● TRY IT
Please find every line in the records below that contains the word "TOPICS", and copy it.
RECORDED DATA Start Marker
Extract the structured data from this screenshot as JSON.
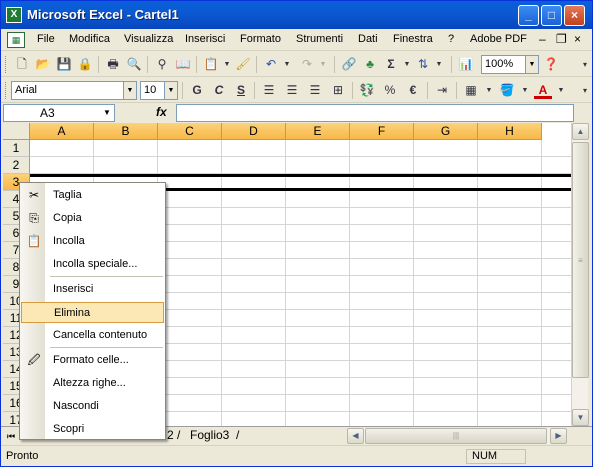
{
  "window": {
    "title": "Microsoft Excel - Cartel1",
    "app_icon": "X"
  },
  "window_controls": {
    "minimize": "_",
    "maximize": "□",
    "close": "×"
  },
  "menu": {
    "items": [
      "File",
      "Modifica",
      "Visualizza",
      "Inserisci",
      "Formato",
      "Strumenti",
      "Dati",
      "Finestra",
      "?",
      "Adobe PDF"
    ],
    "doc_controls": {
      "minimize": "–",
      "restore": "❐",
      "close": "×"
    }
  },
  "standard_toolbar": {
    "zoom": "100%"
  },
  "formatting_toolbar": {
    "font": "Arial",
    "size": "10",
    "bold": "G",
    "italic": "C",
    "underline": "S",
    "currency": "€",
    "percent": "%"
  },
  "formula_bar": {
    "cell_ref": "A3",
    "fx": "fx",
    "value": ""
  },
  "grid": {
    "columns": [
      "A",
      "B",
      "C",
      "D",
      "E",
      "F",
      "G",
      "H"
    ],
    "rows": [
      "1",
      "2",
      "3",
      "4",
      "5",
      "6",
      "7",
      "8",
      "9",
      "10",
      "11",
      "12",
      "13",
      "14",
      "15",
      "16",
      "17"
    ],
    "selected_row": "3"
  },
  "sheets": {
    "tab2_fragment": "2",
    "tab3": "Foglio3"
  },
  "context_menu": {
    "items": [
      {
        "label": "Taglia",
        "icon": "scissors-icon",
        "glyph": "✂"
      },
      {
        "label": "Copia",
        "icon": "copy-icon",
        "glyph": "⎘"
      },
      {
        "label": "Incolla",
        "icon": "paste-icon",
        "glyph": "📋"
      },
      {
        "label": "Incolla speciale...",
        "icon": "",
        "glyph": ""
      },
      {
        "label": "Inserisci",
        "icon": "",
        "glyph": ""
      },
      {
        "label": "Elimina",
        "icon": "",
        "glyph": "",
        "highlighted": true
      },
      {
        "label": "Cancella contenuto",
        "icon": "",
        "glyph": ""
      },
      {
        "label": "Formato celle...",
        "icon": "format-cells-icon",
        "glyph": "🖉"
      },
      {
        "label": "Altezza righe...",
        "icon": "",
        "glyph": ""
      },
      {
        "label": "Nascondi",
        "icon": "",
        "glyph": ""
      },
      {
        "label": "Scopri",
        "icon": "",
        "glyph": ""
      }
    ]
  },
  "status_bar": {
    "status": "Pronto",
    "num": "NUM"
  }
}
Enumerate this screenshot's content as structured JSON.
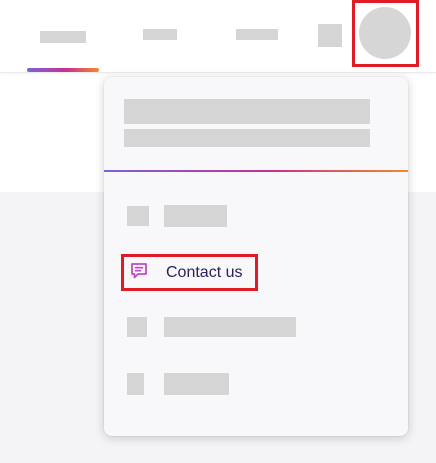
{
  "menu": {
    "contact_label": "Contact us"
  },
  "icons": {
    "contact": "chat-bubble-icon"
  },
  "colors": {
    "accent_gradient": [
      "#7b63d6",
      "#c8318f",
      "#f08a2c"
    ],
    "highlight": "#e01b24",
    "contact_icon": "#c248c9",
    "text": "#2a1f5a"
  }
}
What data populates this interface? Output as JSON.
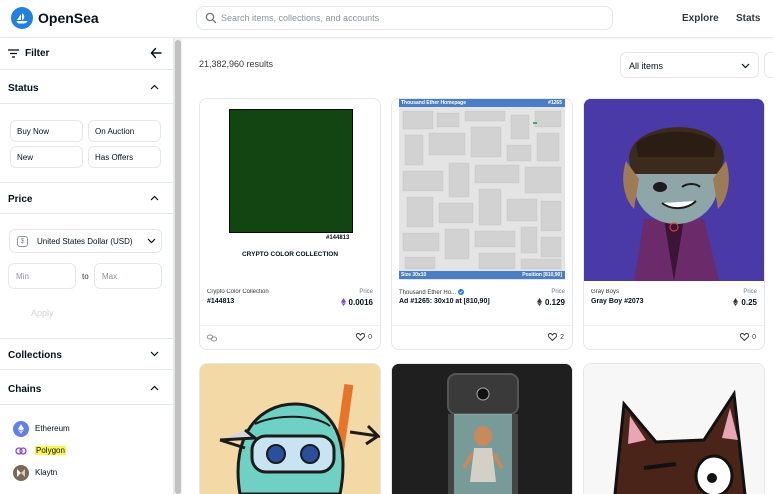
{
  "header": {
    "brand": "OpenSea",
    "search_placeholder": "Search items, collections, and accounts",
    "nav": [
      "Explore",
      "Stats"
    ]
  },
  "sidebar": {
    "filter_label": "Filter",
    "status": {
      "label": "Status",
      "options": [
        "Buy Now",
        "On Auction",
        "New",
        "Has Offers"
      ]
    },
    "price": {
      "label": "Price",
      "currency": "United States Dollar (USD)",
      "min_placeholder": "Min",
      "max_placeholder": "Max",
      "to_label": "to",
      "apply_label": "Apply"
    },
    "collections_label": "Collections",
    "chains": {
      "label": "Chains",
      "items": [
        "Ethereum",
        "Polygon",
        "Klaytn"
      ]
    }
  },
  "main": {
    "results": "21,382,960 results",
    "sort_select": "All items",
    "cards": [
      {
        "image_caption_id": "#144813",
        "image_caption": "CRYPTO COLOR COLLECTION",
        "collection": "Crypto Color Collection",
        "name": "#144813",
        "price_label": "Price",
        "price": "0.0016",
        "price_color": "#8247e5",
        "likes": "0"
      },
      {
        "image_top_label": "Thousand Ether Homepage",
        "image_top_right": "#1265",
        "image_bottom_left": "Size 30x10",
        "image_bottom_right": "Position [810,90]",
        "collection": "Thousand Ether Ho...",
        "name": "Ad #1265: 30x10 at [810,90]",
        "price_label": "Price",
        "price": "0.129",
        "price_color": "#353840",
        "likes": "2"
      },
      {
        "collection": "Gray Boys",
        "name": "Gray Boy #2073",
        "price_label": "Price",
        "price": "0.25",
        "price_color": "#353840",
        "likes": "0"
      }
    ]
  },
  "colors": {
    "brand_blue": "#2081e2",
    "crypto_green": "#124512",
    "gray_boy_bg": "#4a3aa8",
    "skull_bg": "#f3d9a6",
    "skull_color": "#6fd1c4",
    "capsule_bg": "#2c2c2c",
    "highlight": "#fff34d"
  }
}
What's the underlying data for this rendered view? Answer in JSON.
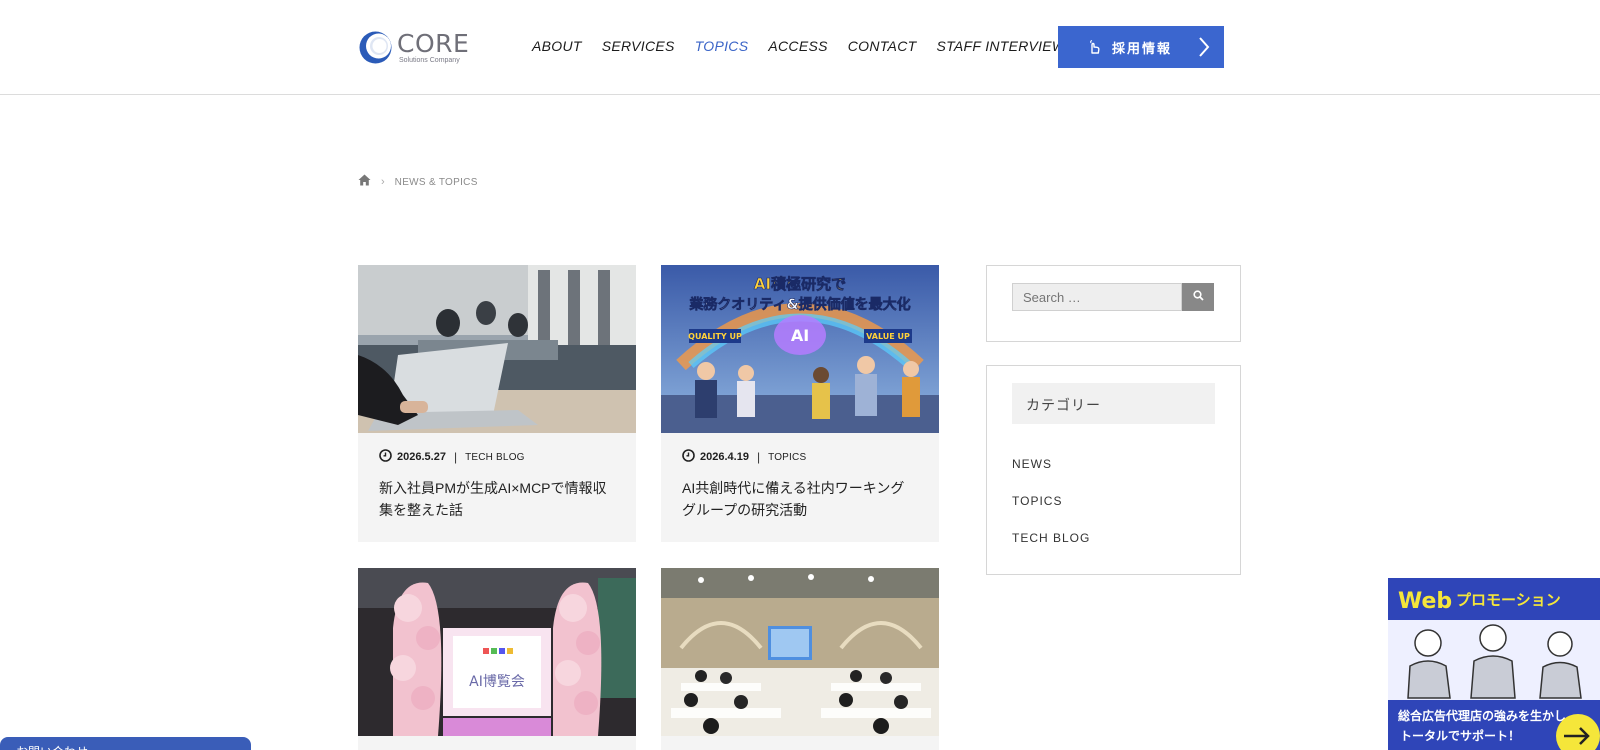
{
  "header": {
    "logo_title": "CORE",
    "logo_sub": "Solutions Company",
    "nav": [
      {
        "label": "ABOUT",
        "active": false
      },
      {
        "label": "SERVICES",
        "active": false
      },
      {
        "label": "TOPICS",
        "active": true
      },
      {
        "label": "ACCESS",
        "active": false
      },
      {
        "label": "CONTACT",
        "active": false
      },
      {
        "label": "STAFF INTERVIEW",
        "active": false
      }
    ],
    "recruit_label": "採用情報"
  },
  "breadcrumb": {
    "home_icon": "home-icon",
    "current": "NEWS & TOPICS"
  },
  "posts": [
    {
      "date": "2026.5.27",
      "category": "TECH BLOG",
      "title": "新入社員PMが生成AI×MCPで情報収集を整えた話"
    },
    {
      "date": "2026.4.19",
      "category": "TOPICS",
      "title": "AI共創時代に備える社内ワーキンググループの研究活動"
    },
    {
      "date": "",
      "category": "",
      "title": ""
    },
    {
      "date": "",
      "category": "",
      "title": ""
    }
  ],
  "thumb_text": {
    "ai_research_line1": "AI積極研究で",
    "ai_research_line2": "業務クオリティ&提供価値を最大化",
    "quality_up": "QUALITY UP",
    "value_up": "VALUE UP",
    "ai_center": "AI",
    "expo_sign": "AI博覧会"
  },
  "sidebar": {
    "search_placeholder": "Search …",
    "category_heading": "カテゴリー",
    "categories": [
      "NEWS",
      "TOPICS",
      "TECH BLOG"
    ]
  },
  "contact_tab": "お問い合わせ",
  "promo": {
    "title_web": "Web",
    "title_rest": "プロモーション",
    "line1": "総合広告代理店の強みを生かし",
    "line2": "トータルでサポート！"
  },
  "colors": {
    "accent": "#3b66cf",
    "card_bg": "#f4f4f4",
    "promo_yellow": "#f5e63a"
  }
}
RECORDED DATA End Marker
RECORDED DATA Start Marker
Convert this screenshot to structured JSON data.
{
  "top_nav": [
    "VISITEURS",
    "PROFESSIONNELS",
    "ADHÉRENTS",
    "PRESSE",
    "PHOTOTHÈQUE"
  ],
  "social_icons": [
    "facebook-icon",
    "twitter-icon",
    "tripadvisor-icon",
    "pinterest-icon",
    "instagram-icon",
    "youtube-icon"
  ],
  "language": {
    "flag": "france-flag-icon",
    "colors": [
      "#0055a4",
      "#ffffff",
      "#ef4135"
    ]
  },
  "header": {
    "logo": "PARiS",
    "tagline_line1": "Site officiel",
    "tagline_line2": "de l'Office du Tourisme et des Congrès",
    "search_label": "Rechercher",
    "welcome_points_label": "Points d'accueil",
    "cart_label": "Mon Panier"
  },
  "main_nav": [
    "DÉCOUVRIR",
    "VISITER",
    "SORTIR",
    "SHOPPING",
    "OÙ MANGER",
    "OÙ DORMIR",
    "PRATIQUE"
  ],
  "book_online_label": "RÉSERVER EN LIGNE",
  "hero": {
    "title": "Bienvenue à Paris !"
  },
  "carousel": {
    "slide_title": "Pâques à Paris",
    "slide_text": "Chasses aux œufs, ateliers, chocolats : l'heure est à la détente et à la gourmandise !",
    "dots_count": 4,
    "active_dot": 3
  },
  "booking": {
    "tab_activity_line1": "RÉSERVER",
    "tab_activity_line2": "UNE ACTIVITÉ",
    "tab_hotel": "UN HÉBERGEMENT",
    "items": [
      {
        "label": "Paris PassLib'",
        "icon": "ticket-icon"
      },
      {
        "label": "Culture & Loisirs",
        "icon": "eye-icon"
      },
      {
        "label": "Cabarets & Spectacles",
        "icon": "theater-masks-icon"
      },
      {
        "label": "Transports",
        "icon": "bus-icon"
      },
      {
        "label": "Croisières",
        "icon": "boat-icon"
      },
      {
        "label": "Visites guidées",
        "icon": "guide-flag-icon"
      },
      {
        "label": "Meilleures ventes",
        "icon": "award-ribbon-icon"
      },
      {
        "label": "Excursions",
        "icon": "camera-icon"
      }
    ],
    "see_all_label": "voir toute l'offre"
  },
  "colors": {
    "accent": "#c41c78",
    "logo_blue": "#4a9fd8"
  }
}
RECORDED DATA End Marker
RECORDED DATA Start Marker
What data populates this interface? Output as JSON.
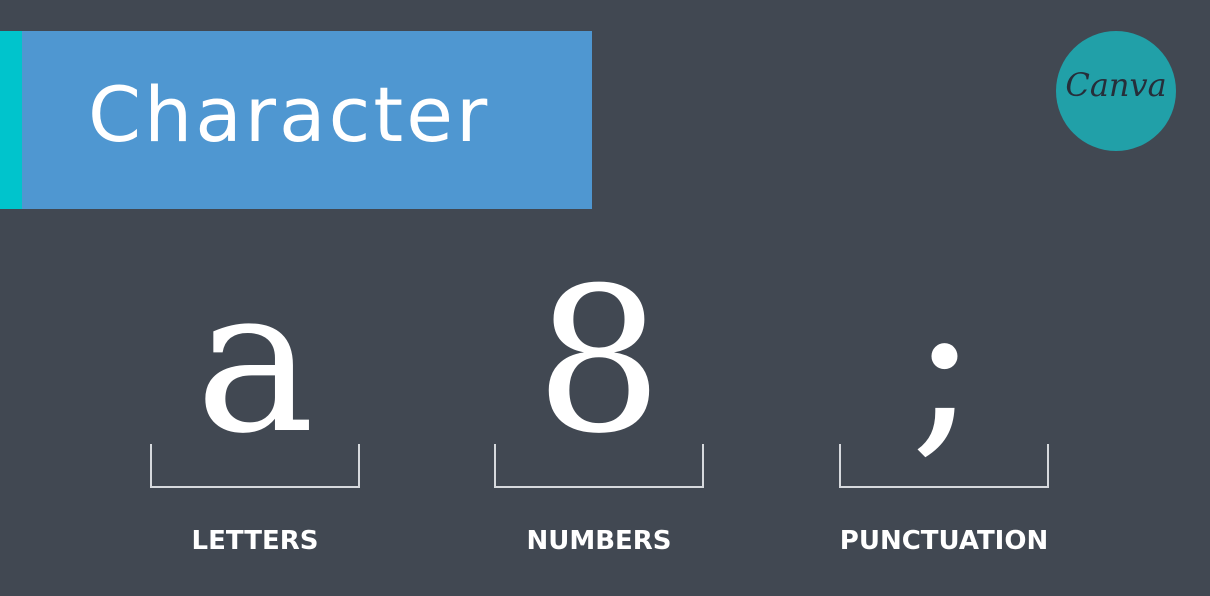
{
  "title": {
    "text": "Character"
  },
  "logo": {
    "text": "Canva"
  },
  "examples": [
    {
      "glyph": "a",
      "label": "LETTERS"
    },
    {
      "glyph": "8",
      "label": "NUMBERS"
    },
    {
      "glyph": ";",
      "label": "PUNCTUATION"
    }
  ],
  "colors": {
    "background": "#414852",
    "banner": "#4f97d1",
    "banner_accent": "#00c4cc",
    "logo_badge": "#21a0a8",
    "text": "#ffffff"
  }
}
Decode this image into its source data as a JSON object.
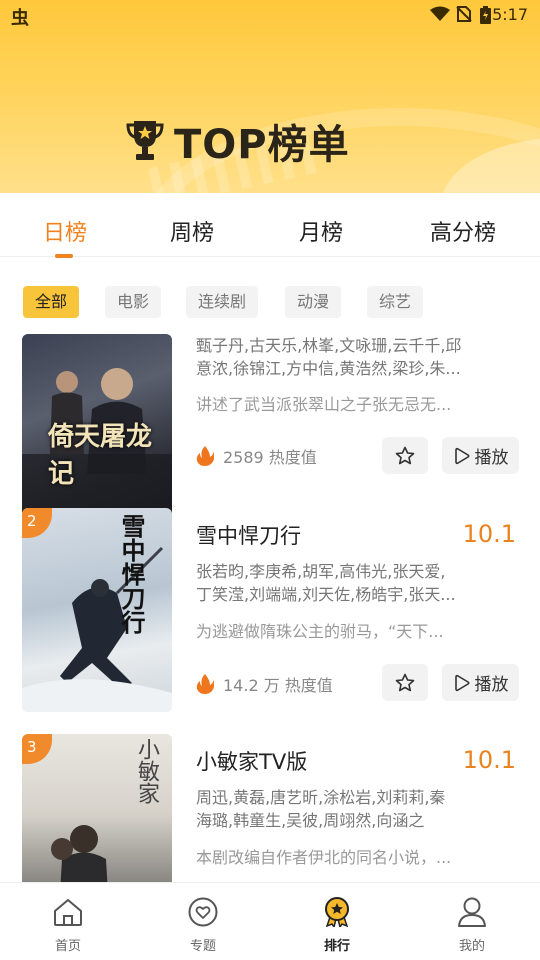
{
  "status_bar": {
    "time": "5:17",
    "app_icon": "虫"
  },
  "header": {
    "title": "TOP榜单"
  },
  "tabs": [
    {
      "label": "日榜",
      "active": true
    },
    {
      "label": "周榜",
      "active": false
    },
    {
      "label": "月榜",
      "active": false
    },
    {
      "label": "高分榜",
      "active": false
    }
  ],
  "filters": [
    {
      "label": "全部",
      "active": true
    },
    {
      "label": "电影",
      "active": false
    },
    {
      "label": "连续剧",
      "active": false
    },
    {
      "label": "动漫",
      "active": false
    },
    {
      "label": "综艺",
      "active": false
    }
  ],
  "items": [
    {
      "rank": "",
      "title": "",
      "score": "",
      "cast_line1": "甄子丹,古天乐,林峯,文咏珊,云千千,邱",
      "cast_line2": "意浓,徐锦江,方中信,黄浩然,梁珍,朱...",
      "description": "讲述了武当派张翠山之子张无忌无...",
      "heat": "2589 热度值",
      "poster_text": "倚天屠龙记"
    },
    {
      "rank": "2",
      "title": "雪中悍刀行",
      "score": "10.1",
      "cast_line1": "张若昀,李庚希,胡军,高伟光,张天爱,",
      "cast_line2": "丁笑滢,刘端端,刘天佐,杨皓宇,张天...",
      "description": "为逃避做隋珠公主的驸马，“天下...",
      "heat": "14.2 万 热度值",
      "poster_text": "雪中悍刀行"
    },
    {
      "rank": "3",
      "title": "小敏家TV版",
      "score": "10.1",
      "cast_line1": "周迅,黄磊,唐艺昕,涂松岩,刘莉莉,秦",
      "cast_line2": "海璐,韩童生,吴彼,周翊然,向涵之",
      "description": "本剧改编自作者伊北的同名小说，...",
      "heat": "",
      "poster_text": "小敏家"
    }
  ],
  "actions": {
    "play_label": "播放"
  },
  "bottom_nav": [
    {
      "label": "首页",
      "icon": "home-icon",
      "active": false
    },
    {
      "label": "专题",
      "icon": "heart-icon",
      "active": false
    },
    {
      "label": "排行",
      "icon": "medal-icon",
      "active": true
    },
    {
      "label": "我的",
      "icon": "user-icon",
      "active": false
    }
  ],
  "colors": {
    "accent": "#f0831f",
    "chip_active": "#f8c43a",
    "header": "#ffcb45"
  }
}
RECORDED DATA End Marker
● ANSWER SPACE
        "label": "TOPICS",
    "current": "NEWS & TOPICS"
      "category": "TOPICS",
      "TOPICS",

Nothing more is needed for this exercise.